Pfizer said over time, the company has become “a part of the fabric of history and healthcare.” In 2023, alone, the company said its medicines and vaccines reached more than 1.3 billion people, or one out of every six people on earth.

Pfizer’s ‘Here’s to Science’ commercial journeying through science ends off with Pfizer promising to take on “the next fight,” which for the company is cancer. The end screen shares a link to Pfizer’s cancer website,

The making of the Pfizer commercial is featured in a ‘Here’s to Science’ behind the scenes video.

In the video, Pfizer’s chief marketing officer (CMO), Drew Panayiotou said the iconic Queen song “cuts across generations with the words ‘don’t stop me now,’ which is a great line for Pfizer.”
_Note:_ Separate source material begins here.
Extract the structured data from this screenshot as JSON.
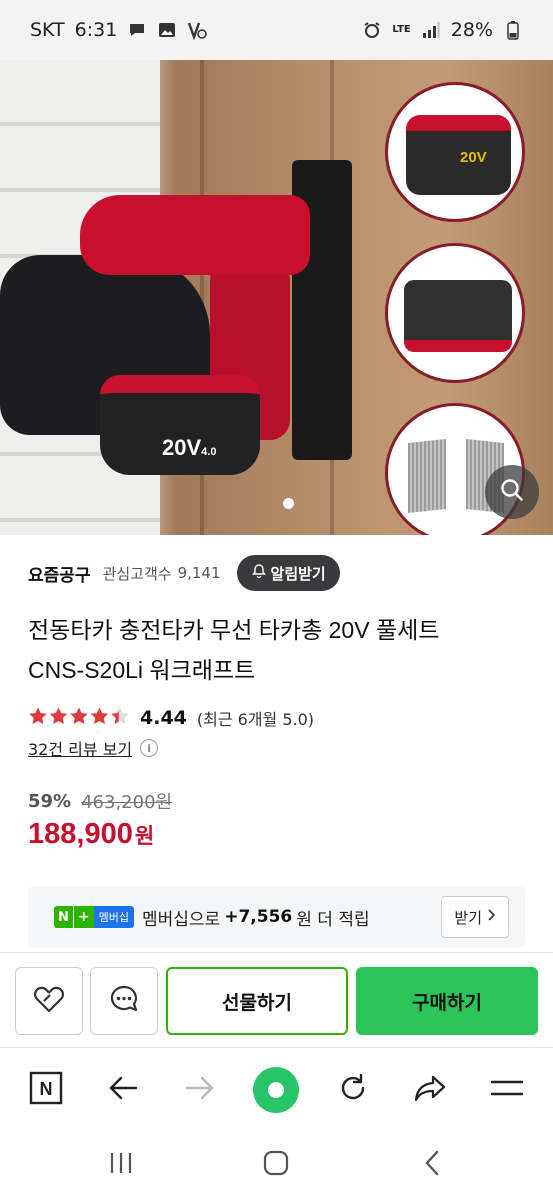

Judy Sewards, Pfizer VP Brand, said one of her favorite scenes in the commercial is the one featuring women in medical school in the mid 1800s, a time when women were just getting the first opportunities to attend medical school.

Panayiotou said the “Super Bowl is a wonderful platform” and “probably the only platform in the world where you can talk to every audience that’s out there, both B2B and B2C.”

This is the first time that Pfizer has run a corporate ad at the sporting event.

It is estimated that the ad cost Pfizer $7 million to $14 million for the Super Bowl ad time and another $7 million for what it cost to make the commercial.

Pfizer has been laying off workers since last year, with more expected in 2024.

Pfizer said Charles Pfizer’s vision for quality still rings true today: “Our goal has been and always continues to be the same: to find a way to produce the highest quality products, and to perfect the most efficient way to accomplish this, in order to best serve our customers.”